··· AVAILABLE RECORDS ···
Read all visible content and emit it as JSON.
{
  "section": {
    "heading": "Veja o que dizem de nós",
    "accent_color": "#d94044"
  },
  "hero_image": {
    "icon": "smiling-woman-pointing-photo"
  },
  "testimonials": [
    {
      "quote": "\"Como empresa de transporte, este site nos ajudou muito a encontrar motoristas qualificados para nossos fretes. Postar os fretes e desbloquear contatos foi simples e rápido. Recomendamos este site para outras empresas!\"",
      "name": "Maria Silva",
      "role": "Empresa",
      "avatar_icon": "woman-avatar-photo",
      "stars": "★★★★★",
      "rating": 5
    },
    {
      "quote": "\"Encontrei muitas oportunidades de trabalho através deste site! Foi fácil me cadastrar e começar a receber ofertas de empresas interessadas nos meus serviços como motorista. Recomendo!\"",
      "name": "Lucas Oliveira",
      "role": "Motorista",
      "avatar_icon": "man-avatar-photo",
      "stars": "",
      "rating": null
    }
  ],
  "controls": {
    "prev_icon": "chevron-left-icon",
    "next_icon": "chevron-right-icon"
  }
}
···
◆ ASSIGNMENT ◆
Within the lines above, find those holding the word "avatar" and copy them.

◆ PROBLEM SOLUTION ◆
      "avatar_icon": "woman-avatar-photo",
      "avatar_icon": "man-avatar-photo",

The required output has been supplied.